# Problem
Reproduce the entries. Each one must match the original exactly.

# Supplied data
◇ ◇ ◇ ◇ ◇
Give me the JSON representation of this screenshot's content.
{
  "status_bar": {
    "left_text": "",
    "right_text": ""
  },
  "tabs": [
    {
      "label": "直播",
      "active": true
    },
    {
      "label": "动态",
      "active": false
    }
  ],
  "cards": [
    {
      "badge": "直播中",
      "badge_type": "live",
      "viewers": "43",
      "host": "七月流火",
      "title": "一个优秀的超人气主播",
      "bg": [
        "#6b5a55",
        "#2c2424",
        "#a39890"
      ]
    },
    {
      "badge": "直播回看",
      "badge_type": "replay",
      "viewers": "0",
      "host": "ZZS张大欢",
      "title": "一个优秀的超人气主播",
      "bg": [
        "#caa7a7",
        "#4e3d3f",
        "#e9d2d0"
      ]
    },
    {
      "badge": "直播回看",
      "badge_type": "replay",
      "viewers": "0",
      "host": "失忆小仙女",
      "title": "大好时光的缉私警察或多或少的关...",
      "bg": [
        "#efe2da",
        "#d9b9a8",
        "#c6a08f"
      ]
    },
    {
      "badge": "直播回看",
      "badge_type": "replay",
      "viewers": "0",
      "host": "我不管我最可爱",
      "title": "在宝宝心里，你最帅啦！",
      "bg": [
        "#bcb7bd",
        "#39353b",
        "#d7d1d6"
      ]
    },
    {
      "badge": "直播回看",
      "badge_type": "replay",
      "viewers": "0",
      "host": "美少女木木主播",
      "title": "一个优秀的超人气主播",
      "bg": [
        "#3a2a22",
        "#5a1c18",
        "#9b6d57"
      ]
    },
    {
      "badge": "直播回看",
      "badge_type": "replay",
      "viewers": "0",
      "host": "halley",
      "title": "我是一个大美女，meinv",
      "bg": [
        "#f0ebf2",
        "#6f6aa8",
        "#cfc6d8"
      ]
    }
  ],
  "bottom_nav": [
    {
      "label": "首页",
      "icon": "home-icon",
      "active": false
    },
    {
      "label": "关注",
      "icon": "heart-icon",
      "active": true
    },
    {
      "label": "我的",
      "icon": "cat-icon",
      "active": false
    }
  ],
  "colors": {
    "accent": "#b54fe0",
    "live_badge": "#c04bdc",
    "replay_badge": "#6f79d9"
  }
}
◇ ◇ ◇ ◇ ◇
# Answer box
Give me the JSON representation of this screenshot's content.
{
  "status_bar": {
    "left_text": "",
    "right_text": ""
  },
  "tabs": [
    {
      "label": "直播",
      "active": true
    },
    {
      "label": "动态",
      "active": false
    }
  ],
  "cards": [
    {
      "badge": "直播中",
      "badge_type": "live",
      "viewers": "43",
      "host": "七月流火",
      "title": "一个优秀的超人气主播",
      "bg": [
        "#6b5a55",
        "#2c2424",
        "#a39890"
      ]
    },
    {
      "badge": "直播回看",
      "badge_type": "replay",
      "viewers": "0",
      "host": "ZZS张大欢",
      "title": "一个优秀的超人气主播",
      "bg": [
        "#caa7a7",
        "#4e3d3f",
        "#e9d2d0"
      ]
    },
    {
      "badge": "直播回看",
      "badge_type": "replay",
      "viewers": "0",
      "host": "失忆小仙女",
      "title": "大好时光的缉私警察或多或少的关...",
      "bg": [
        "#efe2da",
        "#d9b9a8",
        "#c6a08f"
      ]
    },
    {
      "badge": "直播回看",
      "badge_type": "replay",
      "viewers": "0",
      "host": "我不管我最可爱",
      "title": "在宝宝心里，你最帅啦！",
      "bg": [
        "#bcb7bd",
        "#39353b",
        "#d7d1d6"
      ]
    },
    {
      "badge": "直播回看",
      "badge_type": "replay",
      "viewers": "0",
      "host": "美少女木木主播",
      "title": "一个优秀的超人气主播",
      "bg": [
        "#3a2a22",
        "#5a1c18",
        "#9b6d57"
      ]
    },
    {
      "badge": "直播回看",
      "badge_type": "replay",
      "viewers": "0",
      "host": "halley",
      "title": "我是一个大美女，meinv",
      "bg": [
        "#f0ebf2",
        "#6f6aa8",
        "#cfc6d8"
      ]
    }
  ],
  "bottom_nav": [
    {
      "label": "首页",
      "icon": "home-icon",
      "active": false
    },
    {
      "label": "关注",
      "icon": "heart-icon",
      "active": true
    },
    {
      "label": "我的",
      "icon": "cat-icon",
      "active": false
    }
  ],
  "colors": {
    "accent": "#b54fe0",
    "live_badge": "#c04bdc",
    "replay_badge": "#6f79d9"
  }
}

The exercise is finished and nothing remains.